While staying at River Island State Park we realized our water pump was starting to go so my husband drove into Parker and bought a new one at Spankys RV. He installed it quickly before dinner that evening but since it was getting dark he decided to wait until morning to finalize the mounting. The next morning a neighbour came over and offered tools and assistance. Lo and behold, it was my husband’s childhood next door neighbour when growing up. What a small world. We enjoyed a few evenings with them over drinks and chatter. They have been coming to Parker for well over 10 years and told us all their favourite spots. They even took us to Roadrunner one night for a great dinner. We had such an enjoyable time with them and will meet up with them again in Borrego Springs
Roadrunner is a barge restaurant just north of Parker and south of Buckskin Mountain State Park. A great place on the Colorado River for a drink and a meal. We ended up being the last people in the place as we were chatting and chatting. We had a wonderful time there.
Parker Dam Road
The Parker Dam Road runs parallel to the Colorado River on the western shore in California. It runs from the Parker Dam south to the bridge that leads into Parker, Arizona. The area is full of RV parks, campgrounds, day use areas, a few business establishments (post office, restaurants, gas stations), and wild burros. The BLM areas are referred to as Cooperative Management Areas and some of the campgrounds we found were $5 a night and with your interagency pass it was $2.50 a night. They all sit on the Colorado River with many sites having river views. There is even a nice Visitor Center at Rock House and the ruins of an old town called Crossroads.
In the 1930s, during the construction of Parker Dam, the town of Crossroads had about 3,000 inhabitants along with a couple of grocery stores, restaurants, a bowling alley, used car lots, garages, service stations, saloons, churches, etc. All that remains today is the ruins of the mercantile called Schwanbecks which also served as the US Post Office. It remained in business until 1973.
The whole area around the Parker Strip and all the way along the Bill Thompson River to Alamo Lake is known for the wild burro population. You go to sleep at night with the sounds of hee-haws as the burros parade through the area.
As you drive north on Parker Dam Road and just south of the dam itself there are lots and lots of wild burros wandering the road. There are plenty of signs warning you to be careful and if you stop, watch out, they will surround your car. Obviously, some people have been feeding them, which of course, is the wrong thing to do. The signs warn you not to harass the burros but it is actually the opposite, they harass you. Do not stop!
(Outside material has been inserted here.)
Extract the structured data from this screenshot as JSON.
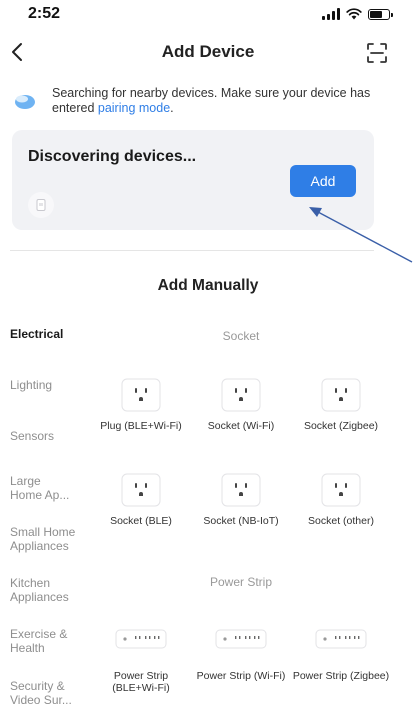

The Desert Bar
North of Parker along Cienega Springs Rd is The Desert Bar also known as the Nellie E Saloon in the Buckskin Mountains named after the old mining claim in the area. A great place to visit, have a drink, and soak up the atmosphere. In the winter they are only open on Saturdays and Sundays during the day but do have live music. A fun place. We visited there with Leigh and Brian from Aluminarium and had a few drinks and some nice conversation in the setting sun.
Three Dunes Hike
We ventured out one day for a 7 mile hike to Three Dunes in Cattail Cove State Park. We started from a rest area on mile marker 170 along Hwy 95 in Arizona and hiked the gradual downward descent to the Colorado River. We arrived to a beautiful cove area with a few sand dunes, lots of picnic tables and restrooms and not a soul around. The weather had been rainy the past few days so it was overcast and dry and perfect hiking temperature. We did keep our eye on the sky in case of flash flooding and of course, always had a plan for a way out. You just never know.
It is a beautiful area and you could see the Cattail Cove campground in the distance and you could hear the loons out on the lake.
A beautiful hike with scenic views.
CAP Peninsular Trail
Along Highway 95 north of Parker next to the Bill Williams National Wildlife Refuge is the Central Arizona Project (CAP) Peninsular Trail. A mile and a half of walkways, some paved, some not, with benches, ramadas, and interpretive signs along a peninsular which jets out into Lake Havasu. The trail is even lit up at night with the use of solar panels. Due to the issues of the lake have such a sharp shoreline which makes it difficult to fish without a boat, this area has fishing docks all along the trail. It is a lovely area for a short little walk and a view out onto Lake Havasu.